• _Activity_:
Please return the data word for word and leave out any picture it contains.

• _Data in this exercise_:
********************
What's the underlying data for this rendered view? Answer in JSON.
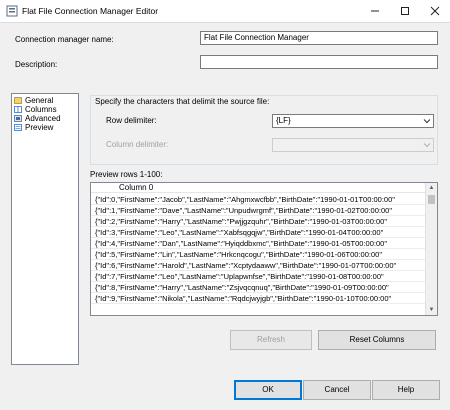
{
  "window": {
    "title": "Flat File Connection Manager Editor",
    "controls": [
      "minimize",
      "maximize",
      "close"
    ]
  },
  "form": {
    "connection_name_label": "Connection manager name:",
    "connection_name_value": "Flat File Connection Manager",
    "description_label": "Description:",
    "description_value": ""
  },
  "nav": {
    "items": [
      {
        "label": "General",
        "icon": "general-icon"
      },
      {
        "label": "Columns",
        "icon": "columns-icon"
      },
      {
        "label": "Advanced",
        "icon": "advanced-icon"
      },
      {
        "label": "Preview",
        "icon": "preview-icon"
      }
    ]
  },
  "delimit": {
    "heading": "Specify the characters that delimit the source file:",
    "row_delimiter_label": "Row delimiter:",
    "row_delimiter_value": "{LF}",
    "column_delimiter_label": "Column delimiter:",
    "column_delimiter_value": ""
  },
  "preview": {
    "label": "Preview rows 1-100:",
    "column_header": "Column 0",
    "rows": [
      "{\"Id\":0,\"FirstName\":\"Jacob\",\"LastName\":\"Ahgmxwcfbb\",\"BirthDate\":\"1990-01-01T00:00:00\"",
      "{\"Id\":1,\"FirstName\":\"Dave\",\"LastName\":\"Unpudwrgmf\",\"BirthDate\":\"1990-01-02T00:00:00\"",
      "{\"Id\":2,\"FirstName\":\"Harry\",\"LastName\":\"Pwjjgzquhr\",\"BirthDate\":\"1990-01-03T00:00:00\"",
      "{\"Id\":3,\"FirstName\":\"Leo\",\"LastName\":\"Xabfsqgqjw\",\"BirthDate\":\"1990-01-04T00:00:00\"",
      "{\"Id\":4,\"FirstName\":\"Dan\",\"LastName\":\"Hyiqddbxmc\",\"BirthDate\":\"1990-01-05T00:00:00\"",
      "{\"Id\":5,\"FirstName\":\"Lin\",\"LastName\":\"Hrkcnqcogu\",\"BirthDate\":\"1990-01-06T00:00:00\"",
      "{\"Id\":6,\"FirstName\":\"Harold\",\"LastName\":\"Xcptydaaww\",\"BirthDate\":\"1990-01-07T00:00:00\"",
      "{\"Id\":7,\"FirstName\":\"Leo\",\"LastName\":\"Uplapwnfse\",\"BirthDate\":\"1990-01-08T00:00:00\"",
      "{\"Id\":8,\"FirstName\":\"Harry\",\"LastName\":\"Zsjvqcqnuq\",\"BirthDate\":\"1990-01-09T00:00:00\"",
      "{\"Id\":9,\"FirstName\":\"Nikola\",\"LastName\":\"Rqdcjwyjgb\",\"BirthDate\":\"1990-01-10T00:00:00\""
    ]
  },
  "buttons": {
    "refresh": "Refresh",
    "reset_columns": "Reset Columns",
    "ok": "OK",
    "cancel": "Cancel",
    "help": "Help"
  },
  "colors": {
    "accent": "#0078d7",
    "window_bg": "#f0f0f0"
  }
}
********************
• _Answer for this exercise_:
What's the underlying data for this rendered view? Answer in JSON.
{
  "window": {
    "title": "Flat File Connection Manager Editor",
    "controls": [
      "minimize",
      "maximize",
      "close"
    ]
  },
  "form": {
    "connection_name_label": "Connection manager name:",
    "connection_name_value": "Flat File Connection Manager",
    "description_label": "Description:",
    "description_value": ""
  },
  "nav": {
    "items": [
      {
        "label": "General",
        "icon": "general-icon"
      },
      {
        "label": "Columns",
        "icon": "columns-icon"
      },
      {
        "label": "Advanced",
        "icon": "advanced-icon"
      },
      {
        "label": "Preview",
        "icon": "preview-icon"
      }
    ]
  },
  "delimit": {
    "heading": "Specify the characters that delimit the source file:",
    "row_delimiter_label": "Row delimiter:",
    "row_delimiter_value": "{LF}",
    "column_delimiter_label": "Column delimiter:",
    "column_delimiter_value": ""
  },
  "preview": {
    "label": "Preview rows 1-100:",
    "column_header": "Column 0",
    "rows": [
      "{\"Id\":0,\"FirstName\":\"Jacob\",\"LastName\":\"Ahgmxwcfbb\",\"BirthDate\":\"1990-01-01T00:00:00\"",
      "{\"Id\":1,\"FirstName\":\"Dave\",\"LastName\":\"Unpudwrgmf\",\"BirthDate\":\"1990-01-02T00:00:00\"",
      "{\"Id\":2,\"FirstName\":\"Harry\",\"LastName\":\"Pwjjgzquhr\",\"BirthDate\":\"1990-01-03T00:00:00\"",
      "{\"Id\":3,\"FirstName\":\"Leo\",\"LastName\":\"Xabfsqgqjw\",\"BirthDate\":\"1990-01-04T00:00:00\"",
      "{\"Id\":4,\"FirstName\":\"Dan\",\"LastName\":\"Hyiqddbxmc\",\"BirthDate\":\"1990-01-05T00:00:00\"",
      "{\"Id\":5,\"FirstName\":\"Lin\",\"LastName\":\"Hrkcnqcogu\",\"BirthDate\":\"1990-01-06T00:00:00\"",
      "{\"Id\":6,\"FirstName\":\"Harold\",\"LastName\":\"Xcptydaaww\",\"BirthDate\":\"1990-01-07T00:00:00\"",
      "{\"Id\":7,\"FirstName\":\"Leo\",\"LastName\":\"Uplapwnfse\",\"BirthDate\":\"1990-01-08T00:00:00\"",
      "{\"Id\":8,\"FirstName\":\"Harry\",\"LastName\":\"Zsjvqcqnuq\",\"BirthDate\":\"1990-01-09T00:00:00\"",
      "{\"Id\":9,\"FirstName\":\"Nikola\",\"LastName\":\"Rqdcjwyjgb\",\"BirthDate\":\"1990-01-10T00:00:00\""
    ]
  },
  "buttons": {
    "refresh": "Refresh",
    "reset_columns": "Reset Columns",
    "ok": "OK",
    "cancel": "Cancel",
    "help": "Help"
  },
  "colors": {
    "accent": "#0078d7",
    "window_bg": "#f0f0f0"
  }
}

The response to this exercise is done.